From NBC/NJ's Athena Jones
BERLIN, Germany -- In the most anticipated public event of his five-country swing through Europe and the Middle East, Obama today addressed a crowd of more than 200,000 people at Tiergarten Park here, calling upon Americans and Europeans to work together to fight terrorism, poverty, genocide, climate change and to work toward a world without nuclear weapons.
He also touched on the need for peace in the Middle East, a strong European Union, and a free and fair trade system.
VIDEO: Speaking before an enormous crowd in Berlin, Democratic presidential contender Barack Obama warned against 'walls' between 'allies,...races and trives, natives and immigrants, Christian and Muslim and Jew.'
The presumptive Democratic nominee -- who was greeted with several chants of "Yes we Can" and was frequently interrupted by cheers and applause -- returned to his common campaign themes of unity, hope, and the need to seize the moment. He also repeated a favorite phrase, "This is our moment," several times throughout his roughly half-hour speech, which acknowledged about the need to repair the relationship between America and its allies.
"In Europe, the view that America is part of what has gone wrong in our world -- rather than a force to help make it right -- has become all too common," he told a crowd that stretched about a mile from his stage in front of the Victory Column to the Brandenburg Gate. "In America, there are voices that deride and deny the importance of Europe's role in our security and our future. Both views miss the truth."
Obama stressed at the beginning of his speech that he was speaking as a citizen of the world, not as a candidate for president. He touched on Berlin's Cold War past and of the aid America provided the city and the continent through the Marshall Plan. He said the city's people "kept the flame of hope burning" and that "this city, of all cities, knows the dream of freedom."

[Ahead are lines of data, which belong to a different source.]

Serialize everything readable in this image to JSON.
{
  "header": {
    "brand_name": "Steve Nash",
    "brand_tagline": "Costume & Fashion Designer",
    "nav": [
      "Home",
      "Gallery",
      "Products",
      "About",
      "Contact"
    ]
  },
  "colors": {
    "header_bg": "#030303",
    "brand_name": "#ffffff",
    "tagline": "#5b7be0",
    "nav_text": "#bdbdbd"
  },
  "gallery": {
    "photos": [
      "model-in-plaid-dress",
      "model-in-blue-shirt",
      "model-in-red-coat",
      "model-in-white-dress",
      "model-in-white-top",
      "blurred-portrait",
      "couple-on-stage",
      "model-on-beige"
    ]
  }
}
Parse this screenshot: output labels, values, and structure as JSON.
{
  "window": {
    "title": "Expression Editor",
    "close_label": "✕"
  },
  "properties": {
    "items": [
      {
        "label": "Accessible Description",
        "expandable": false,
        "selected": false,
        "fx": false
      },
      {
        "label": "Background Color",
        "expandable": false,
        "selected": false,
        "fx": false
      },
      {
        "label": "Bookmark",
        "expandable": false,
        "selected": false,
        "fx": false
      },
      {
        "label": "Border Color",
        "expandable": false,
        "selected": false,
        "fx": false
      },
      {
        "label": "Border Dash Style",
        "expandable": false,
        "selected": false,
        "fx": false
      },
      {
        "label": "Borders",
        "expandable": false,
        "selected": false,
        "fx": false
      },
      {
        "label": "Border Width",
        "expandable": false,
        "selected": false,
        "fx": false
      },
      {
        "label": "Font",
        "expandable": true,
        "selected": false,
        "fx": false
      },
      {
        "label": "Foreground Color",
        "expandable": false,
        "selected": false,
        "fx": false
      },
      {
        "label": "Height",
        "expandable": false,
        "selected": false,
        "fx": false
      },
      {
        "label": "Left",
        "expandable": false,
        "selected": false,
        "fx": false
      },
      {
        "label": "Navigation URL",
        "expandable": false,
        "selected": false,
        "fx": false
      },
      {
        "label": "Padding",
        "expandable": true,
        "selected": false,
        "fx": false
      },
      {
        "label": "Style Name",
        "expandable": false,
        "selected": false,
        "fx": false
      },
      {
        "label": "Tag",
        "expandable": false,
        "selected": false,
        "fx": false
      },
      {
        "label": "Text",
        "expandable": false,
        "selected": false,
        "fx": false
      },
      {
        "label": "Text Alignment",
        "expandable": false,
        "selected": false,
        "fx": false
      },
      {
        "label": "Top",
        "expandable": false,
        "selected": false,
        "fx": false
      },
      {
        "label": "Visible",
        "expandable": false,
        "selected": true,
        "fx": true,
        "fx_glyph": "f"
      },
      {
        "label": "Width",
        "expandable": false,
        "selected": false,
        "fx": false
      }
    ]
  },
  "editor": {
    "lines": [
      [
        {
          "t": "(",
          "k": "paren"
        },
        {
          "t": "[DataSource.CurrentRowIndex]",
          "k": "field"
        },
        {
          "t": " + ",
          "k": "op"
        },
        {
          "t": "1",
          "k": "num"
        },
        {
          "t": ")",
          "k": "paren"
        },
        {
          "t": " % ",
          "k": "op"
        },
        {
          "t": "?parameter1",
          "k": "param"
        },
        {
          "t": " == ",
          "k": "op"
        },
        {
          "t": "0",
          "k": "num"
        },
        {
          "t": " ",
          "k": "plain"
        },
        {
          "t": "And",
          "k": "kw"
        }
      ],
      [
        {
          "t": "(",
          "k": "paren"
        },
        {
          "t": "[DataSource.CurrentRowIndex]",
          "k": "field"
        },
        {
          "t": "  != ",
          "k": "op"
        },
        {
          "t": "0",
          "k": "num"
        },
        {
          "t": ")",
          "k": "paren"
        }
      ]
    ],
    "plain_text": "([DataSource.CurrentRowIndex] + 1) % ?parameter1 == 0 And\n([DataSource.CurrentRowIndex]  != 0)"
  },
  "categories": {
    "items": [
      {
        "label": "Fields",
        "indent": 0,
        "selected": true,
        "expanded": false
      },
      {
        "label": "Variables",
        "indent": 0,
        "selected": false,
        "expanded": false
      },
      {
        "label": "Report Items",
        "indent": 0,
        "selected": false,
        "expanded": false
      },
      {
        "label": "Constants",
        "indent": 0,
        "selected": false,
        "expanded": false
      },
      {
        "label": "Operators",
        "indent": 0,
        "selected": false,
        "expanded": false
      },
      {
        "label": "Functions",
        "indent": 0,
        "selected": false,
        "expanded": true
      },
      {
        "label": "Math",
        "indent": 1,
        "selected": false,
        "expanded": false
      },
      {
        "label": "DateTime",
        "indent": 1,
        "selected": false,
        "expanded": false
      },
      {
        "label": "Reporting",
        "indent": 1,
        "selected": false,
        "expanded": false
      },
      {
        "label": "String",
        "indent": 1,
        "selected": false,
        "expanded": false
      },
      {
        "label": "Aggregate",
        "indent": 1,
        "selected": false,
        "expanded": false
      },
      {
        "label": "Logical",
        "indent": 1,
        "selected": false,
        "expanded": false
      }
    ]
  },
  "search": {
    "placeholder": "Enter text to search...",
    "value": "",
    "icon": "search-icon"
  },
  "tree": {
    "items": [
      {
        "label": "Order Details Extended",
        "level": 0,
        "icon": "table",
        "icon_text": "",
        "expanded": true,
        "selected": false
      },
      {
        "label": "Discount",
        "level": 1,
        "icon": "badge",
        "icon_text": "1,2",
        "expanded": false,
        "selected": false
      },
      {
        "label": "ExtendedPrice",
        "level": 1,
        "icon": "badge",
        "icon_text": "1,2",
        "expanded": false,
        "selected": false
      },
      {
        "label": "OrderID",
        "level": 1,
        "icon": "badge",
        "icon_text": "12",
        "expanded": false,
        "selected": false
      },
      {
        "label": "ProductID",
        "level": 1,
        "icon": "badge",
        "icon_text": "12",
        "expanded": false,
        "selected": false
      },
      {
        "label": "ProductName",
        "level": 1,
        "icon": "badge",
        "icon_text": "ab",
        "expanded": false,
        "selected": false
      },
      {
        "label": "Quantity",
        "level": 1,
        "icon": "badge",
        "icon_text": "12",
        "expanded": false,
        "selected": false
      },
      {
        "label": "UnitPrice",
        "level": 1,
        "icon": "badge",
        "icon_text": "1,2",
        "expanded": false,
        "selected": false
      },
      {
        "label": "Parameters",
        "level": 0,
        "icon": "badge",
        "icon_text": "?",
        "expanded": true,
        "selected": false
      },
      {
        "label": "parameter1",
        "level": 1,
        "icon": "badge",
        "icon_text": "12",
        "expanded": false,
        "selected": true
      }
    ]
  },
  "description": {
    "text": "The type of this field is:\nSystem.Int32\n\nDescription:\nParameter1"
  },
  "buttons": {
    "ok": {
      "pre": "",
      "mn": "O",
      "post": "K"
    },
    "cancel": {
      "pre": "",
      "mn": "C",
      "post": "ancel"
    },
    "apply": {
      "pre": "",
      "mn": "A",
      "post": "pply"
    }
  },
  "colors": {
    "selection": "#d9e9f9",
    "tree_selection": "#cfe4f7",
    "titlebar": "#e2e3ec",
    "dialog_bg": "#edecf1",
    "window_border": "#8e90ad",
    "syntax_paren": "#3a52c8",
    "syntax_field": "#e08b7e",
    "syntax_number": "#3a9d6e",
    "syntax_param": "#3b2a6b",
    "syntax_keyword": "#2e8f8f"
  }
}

The campaign said last week it had chosen Berlin, the city where John F. Kennedy gave his famous "Ich bin ein Berliner" speech in 1963, because of its unique place in the history of the 20th century and because of Obama's desire to highlight the need to cooperate as closely with America's European allies in the 21st century as it did in the last.
Obama called the speech "A World that Stands as One," and he told the crowd it was important to remember that while there would be differences between the United States and its allies, no country could stand alone in fighting modern challenges. He drew applause when he said that true partnership and progress required constant work, as well as the will to listen to each other and to trust each other.
"That is why America cannot turn inward. That is why Europe cannot turn inward. America has no better partner than Europe," he said. "Now is the time to build new bridges across the globe as strong as the one that binds us across the Atlantic. Now is the time to join together, through constant cooperation and strong institutions and shared sacrifice and a global commitment to progress, to meet the challenges of the 21st century."
This was one of the most closely-watched speeches of Obama's campaign, and his advisers seemed particularly concerned about stressing that it would not be "political" -- with the senator telling reporters on the flight from Tel Aviv this morning that it would not be a "wonky" policy address. It came smack dab in the middle of a general election campaign against his Republican opponent, John McCain, with whom at least one recent poll showed voters feel more comfortable with on foreign policy issues.
Some controversy surrounded the event in its planning stages when reports came out that Obama had sought to hold it at the Brandenburg Gate, an 18th-century monument that became a symbol of the Cold War and is now a symbol of a reunified Germany. Ronald Reagan delivered his famous "tear down this wall" speech at the gate in 1987.
Obama made reference to the Berlin Wall, saying the walls that still exist today between old allies on either side of the Atlantic -- between rich and poor countries; between "races and tribes, natives and immigrants, Christian and Muslim and Jew" must be torn down.
And he acknowledged America's imperfections. "I know my country has not perfected itself. At times, we've struggled to keep the promise of liberty and equality for all of our people," he said. "We've made our share of mistakes, and there are times when our actions around the world have not lived up to our best intentions. But I also know how much I love America."
"People of Berlin -- people of the world -- this is our moment. This is our time," Obama said in closing.
The McCain campaign responded by calling the speech premature. "While Barack Obama took a premature victory lap today in the heart of Berlin, proclaiming himself a 'citizen of the world,' John McCain continued to make his case to the American citizens who will decide this election," spokesman Tucker Bounds said in an emailed statement. "Barack Obama offered eloquent praise for this country, but the contrast is clear. John McCain has dedicated his life to serving, improving and protecting America. Barack Obama spent an afternoon talking about it."